#### Problem to solve
Exactly as written, return every line of the data below.

#### Available data

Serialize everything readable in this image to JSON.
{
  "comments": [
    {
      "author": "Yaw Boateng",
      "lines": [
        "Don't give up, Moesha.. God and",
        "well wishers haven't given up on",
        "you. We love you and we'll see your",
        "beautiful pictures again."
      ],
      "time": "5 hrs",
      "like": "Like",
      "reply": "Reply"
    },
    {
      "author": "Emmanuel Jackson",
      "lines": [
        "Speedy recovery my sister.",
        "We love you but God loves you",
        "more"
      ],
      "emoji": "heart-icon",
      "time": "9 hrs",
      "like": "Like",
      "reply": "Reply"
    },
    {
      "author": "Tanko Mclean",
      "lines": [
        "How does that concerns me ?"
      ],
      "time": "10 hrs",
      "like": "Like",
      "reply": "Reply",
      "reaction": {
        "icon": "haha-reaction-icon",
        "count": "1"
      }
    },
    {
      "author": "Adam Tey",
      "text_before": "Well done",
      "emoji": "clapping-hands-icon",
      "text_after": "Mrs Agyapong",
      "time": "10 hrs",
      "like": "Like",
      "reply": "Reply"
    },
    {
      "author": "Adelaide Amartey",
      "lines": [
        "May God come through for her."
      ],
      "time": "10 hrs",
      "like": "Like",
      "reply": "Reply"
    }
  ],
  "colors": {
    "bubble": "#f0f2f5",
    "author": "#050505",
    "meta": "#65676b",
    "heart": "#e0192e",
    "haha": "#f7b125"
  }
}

#### Written answer
Serialize everything readable in this image to JSON.
{
  "comments": [
    {
      "author": "Yaw Boateng",
      "lines": [
        "Don't give up, Moesha.. God and",
        "well wishers haven't given up on",
        "you. We love you and we'll see your",
        "beautiful pictures again."
      ],
      "time": "5 hrs",
      "like": "Like",
      "reply": "Reply"
    },
    {
      "author": "Emmanuel Jackson",
      "lines": [
        "Speedy recovery my sister.",
        "We love you but God loves you",
        "more"
      ],
      "emoji": "heart-icon",
      "time": "9 hrs",
      "like": "Like",
      "reply": "Reply"
    },
    {
      "author": "Tanko Mclean",
      "lines": [
        "How does that concerns me ?"
      ],
      "time": "10 hrs",
      "like": "Like",
      "reply": "Reply",
      "reaction": {
        "icon": "haha-reaction-icon",
        "count": "1"
      }
    },
    {
      "author": "Adam Tey",
      "text_before": "Well done",
      "emoji": "clapping-hands-icon",
      "text_after": "Mrs Agyapong",
      "time": "10 hrs",
      "like": "Like",
      "reply": "Reply"
    },
    {
      "author": "Adelaide Amartey",
      "lines": [
        "May God come through for her."
      ],
      "time": "10 hrs",
      "like": "Like",
      "reply": "Reply"
    }
  ],
  "colors": {
    "bubble": "#f0f2f5",
    "author": "#050505",
    "meta": "#65676b",
    "heart": "#e0192e",
    "haha": "#f7b125"
  }
}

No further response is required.